The recommendations in this World Health Organization (WHO) report provide overarching, evidence-based guidance on how risk communication should be practiced in an emergency. These guidelines were developed for policy- and decision-makers responsible for managing emergencies, particularly the public health aspects of emergencies, and practitioners responsible for risk communication before, during, and after health emergencies.
Over the past several months, many communities have experienced multiple disasters ranging from hurricanes to mass shootings to wildfires. Survivors who have lived through multiple disasters may experience the effects of retraumatization. This tip sheet helps disaster survivors cope with their emotions and get through this challenge.
Ready or Not? examines the nation’s ability to respond to public health emergencies, tracks progress and vulnerabilities, and includes a review of state and federal public health preparedness policies. The report also provides a series of recommendations that address many of the major gaps in emergency health preparedness.
“Fire in the United States,” is a statistical overview of fires in the U.S., covering the period from 2006 to 2015, with a primary focus on 2015. This report provides the fire service and others with information that motivates corrective action, sets priorities, targets specific fire programs, serves as a model for state and local analyses of fire data, and provides a baseline for evaluating programs.
This National Security Strategy lays out a strategic vision for protecting the American people and preserving their way of life, promoting their prosperity, preserving peace through strength, and advancing American influence in the world.
In 2013, Congress directed the U.S. Department of Homeland Security (DHS) to review its weapons of mass destruction programs, including the consolidation of chemical, biological, radiological, nuclear, and high-yield explosive mission functions. The Government Accountability Office reviewed DHS consolidation planning documents, interviewed relevant officials, and obtained selected updated information on DHS planning efforts.
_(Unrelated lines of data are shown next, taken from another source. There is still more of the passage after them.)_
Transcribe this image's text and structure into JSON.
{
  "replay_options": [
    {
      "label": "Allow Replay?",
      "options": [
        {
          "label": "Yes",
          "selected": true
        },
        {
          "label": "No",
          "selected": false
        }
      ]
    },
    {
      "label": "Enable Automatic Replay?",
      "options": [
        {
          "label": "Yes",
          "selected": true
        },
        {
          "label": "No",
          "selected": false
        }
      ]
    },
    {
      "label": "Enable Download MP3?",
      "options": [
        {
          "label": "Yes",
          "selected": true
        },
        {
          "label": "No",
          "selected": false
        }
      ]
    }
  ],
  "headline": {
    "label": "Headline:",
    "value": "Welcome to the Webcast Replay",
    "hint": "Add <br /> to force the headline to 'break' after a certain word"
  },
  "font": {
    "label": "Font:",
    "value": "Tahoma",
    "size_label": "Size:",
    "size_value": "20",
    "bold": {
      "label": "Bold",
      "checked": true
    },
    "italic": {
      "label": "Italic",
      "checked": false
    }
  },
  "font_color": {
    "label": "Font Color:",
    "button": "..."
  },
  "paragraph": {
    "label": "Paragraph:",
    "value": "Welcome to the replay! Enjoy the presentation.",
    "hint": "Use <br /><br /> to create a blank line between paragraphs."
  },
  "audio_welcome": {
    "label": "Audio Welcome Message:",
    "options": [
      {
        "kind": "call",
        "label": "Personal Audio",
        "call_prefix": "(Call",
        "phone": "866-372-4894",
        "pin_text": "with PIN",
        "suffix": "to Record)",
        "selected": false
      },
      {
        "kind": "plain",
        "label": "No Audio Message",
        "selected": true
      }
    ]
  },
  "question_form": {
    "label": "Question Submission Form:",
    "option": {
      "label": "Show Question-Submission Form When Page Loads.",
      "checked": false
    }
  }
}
This expert guidance document was developed as a resource to provide healthcare epidemiologists working in acute-care hospitals with a high-level overview of incident management for infectious disease outbreaks and to prepare them to work within an emergency response framework.
This insight provides a short overview of issues Congress may consider in its oversight of the Federal Emergency Management Agency's (FEMA) federal assistance during the 2017 hurricane season (e.g., Harvey, Irma, and Maria) and other disasters (e.g., fires in California).
This report focuses on how mass violence affects the behavioral health of adult and young (child and adolescent) survivors or witnesses of a mass violence incident. Public health, behavioral health, and emergency management professionals can use information provided to improve their disaster behavioral health preparedness plans.